Kurt Rosenwinkel, Charles Lloyd and Chucho Valdes at the Barcelona Jazz Festival
Moran played a beautiful intro to "La Llorona" (a traditional Mexican folk song), and Lloyd's flute work was very touching on "Booker's Garden," also featuring an outstanding drum solo from Harland. This was an opportunity to state that jazz lovers do not need to feel nostalgic about Lloyd's 1960s quartet with Keith Jarrett, Cecil McBee and Jack DeJohnette. The same magic is happening right now and at the same levelor even better; only the names are different, not the talent. And Lloyd is as creative, inspired and inspiring as ever.
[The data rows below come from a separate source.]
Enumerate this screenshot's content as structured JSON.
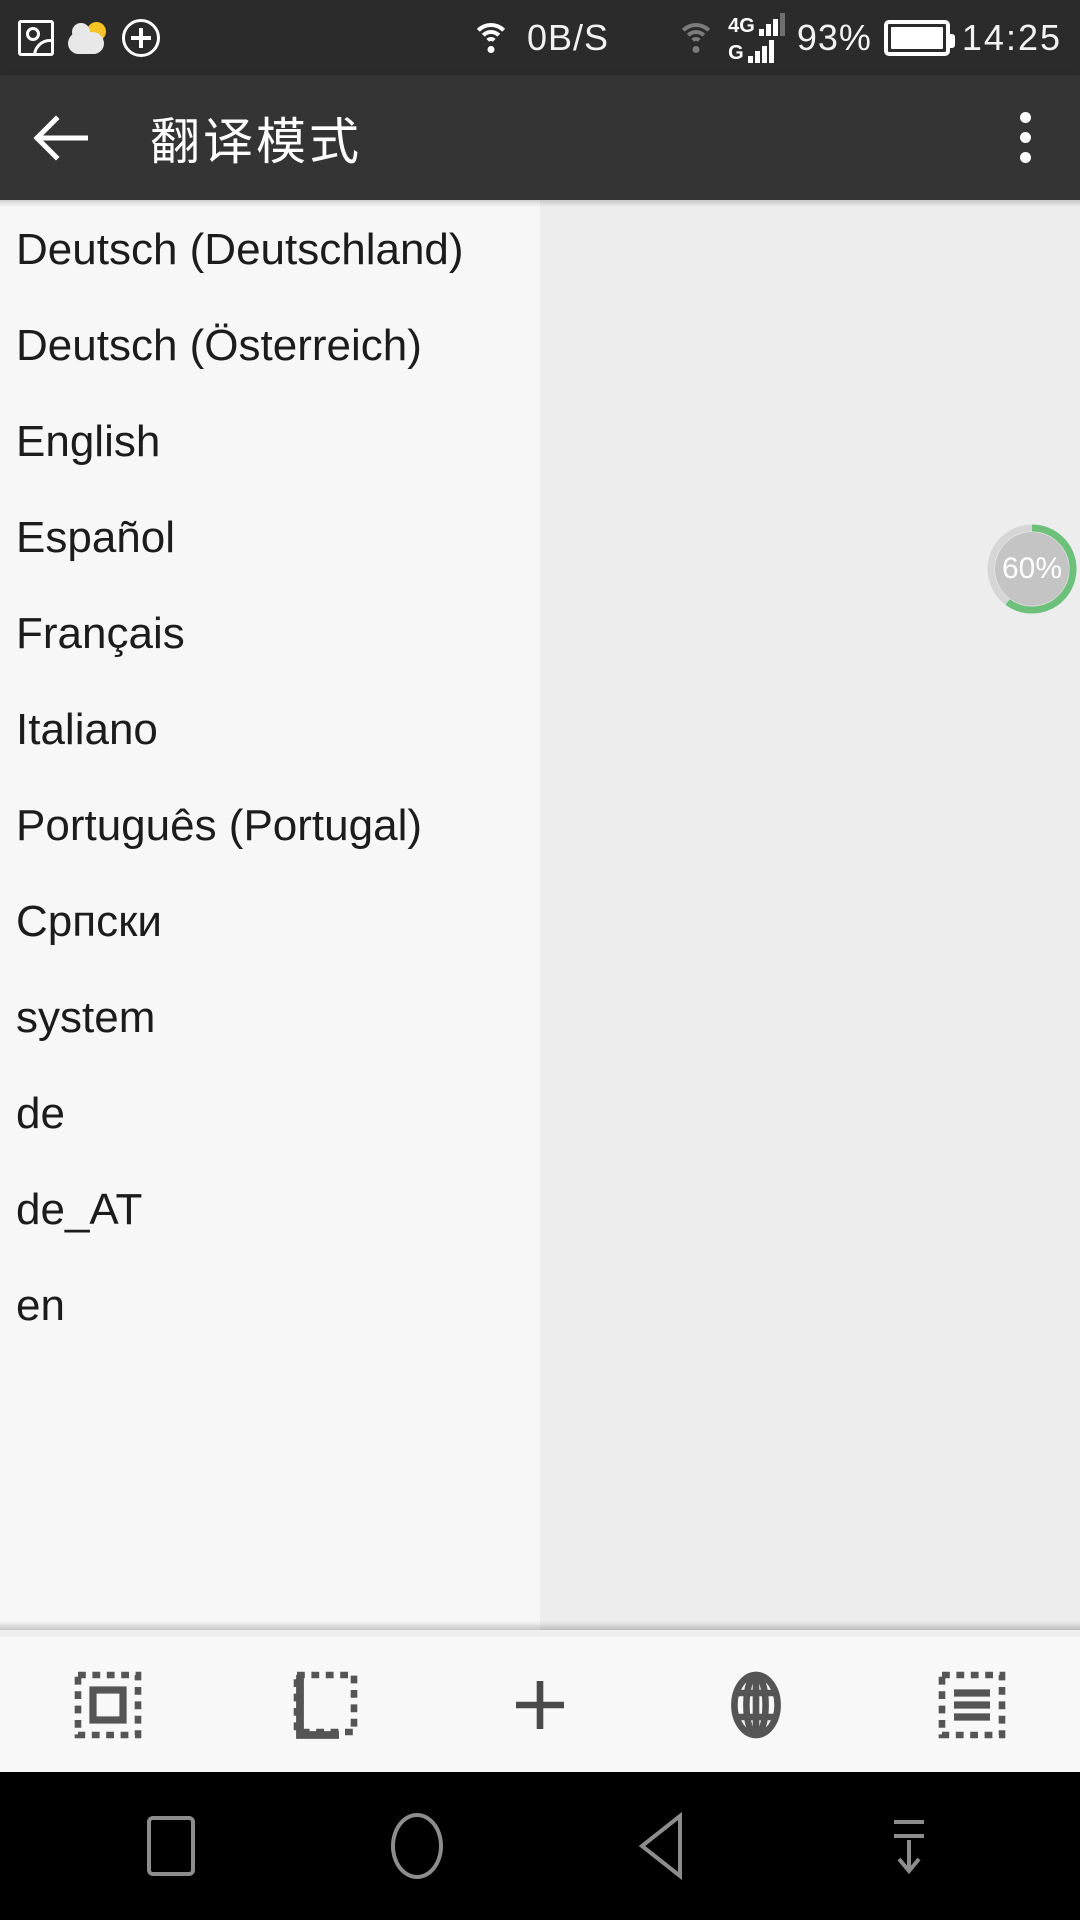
{
  "statusbar": {
    "left_icons": [
      "image-icon",
      "weather-cloud-sun-icon",
      "plus-circle-icon"
    ],
    "network_speed": "0B/S",
    "wifi_icon": "wifi-icon",
    "sim1_label": "4G",
    "sim2_label": "G",
    "battery_percent": "93%",
    "battery_icon": "battery-full-icon",
    "time": "14:25"
  },
  "appbar": {
    "back_icon": "back-arrow-icon",
    "title": "翻译模式",
    "overflow_icon": "overflow-menu-icon"
  },
  "progress": {
    "label": "60%",
    "value": 60,
    "track_color": "#c4c4c4",
    "arc_color": "#6cc07a",
    "text_color": "#ffffff"
  },
  "list": {
    "items": [
      {
        "label": "Deutsch (Deutschland)"
      },
      {
        "label": "Deutsch (Österreich)"
      },
      {
        "label": "English"
      },
      {
        "label": "Español"
      },
      {
        "label": "Français"
      },
      {
        "label": "Italiano"
      },
      {
        "label": "Português (Portugal)"
      },
      {
        "label": "Српски"
      },
      {
        "label": "system"
      },
      {
        "label": "de"
      },
      {
        "label": "de_AT"
      },
      {
        "label": "en"
      }
    ]
  },
  "toolbar": {
    "buttons": [
      {
        "icon": "select-frame-icon"
      },
      {
        "icon": "crop-corner-icon"
      },
      {
        "icon": "plus-icon"
      },
      {
        "icon": "globe-icon"
      },
      {
        "icon": "list-frame-icon"
      }
    ]
  },
  "navbar": {
    "buttons": [
      {
        "icon": "recents-square-icon"
      },
      {
        "icon": "home-circle-icon"
      },
      {
        "icon": "back-triangle-icon"
      },
      {
        "icon": "hide-navbar-icon"
      }
    ]
  },
  "colors": {
    "statusbar_bg": "#2b2b2b",
    "appbar_bg": "#343434",
    "list_bg": "#f7f7f7",
    "content_bg": "#ededed",
    "toolbar_bg": "#f8f8f8",
    "navbar_bg": "#000000",
    "accent_green": "#6cc07a"
  }
}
Chucho Valdés and the Afro-Cuban Messengers
42 Barcelona Voll-Damm Internacional Jazz Festival
Palau de la Música Catalana
November 17, 2010
After Lloyd, the Barcelona audience had the chance to witness Chucho Valdés, playing with his Afro-Cuban Messengers in one of the most spectacular auditoriums in the world: the Palau de la Música Catalana. Built between 1905 and 1908, it was designed by architect Lluís Domènech i Montaner and is, in itself, worth a visit. It is a unique auditorium and one not likely to be seen elsewhere in the world. The room was full, and anticipation in the air, for this Afro-Cuban project, was palpable. Cuba has, of course, long ties with Spain, and so it's only natural that people from Barcelona feel this music very deeply and resonate with it.
Valdés came to town to present Chucho's Steps (Harmonia Mundi/Four Quarters, 2010). He mirrored multiculturalism, making his music all the richer. His blend of bebop and hard bop with Cuban rhythms, producing a wide spectrum of sounds and colors, created a cheerful and eclectic show; clearly, the audience left some of its blues at the Palau that night.
Of all the songs Valdés and his band presented, "Danzón," "Zawinul's Mambo" (dedicated to Joe Zawinul), "New Orleans" (dedicated to the Marsalis family), "Chucho's Steps" and "Begin to be Good" were the most thrilling. The pianist is obviously a well-established and world class musician. He knows the history of jazz piano, and he frequently quoted some of his masters, either via classic jazz standards or through bits of well-known solos, making even the new material popularor, at least, giving it a connection with jazz audiences.
Back in the hotel, Valdés was surprised by a young, 12 year-old French reporter, Charles Dubrulle-Deghelt, who interviewed him for his blog at L'Express magazine. Clearly, jazz will not be out of print for the next few years.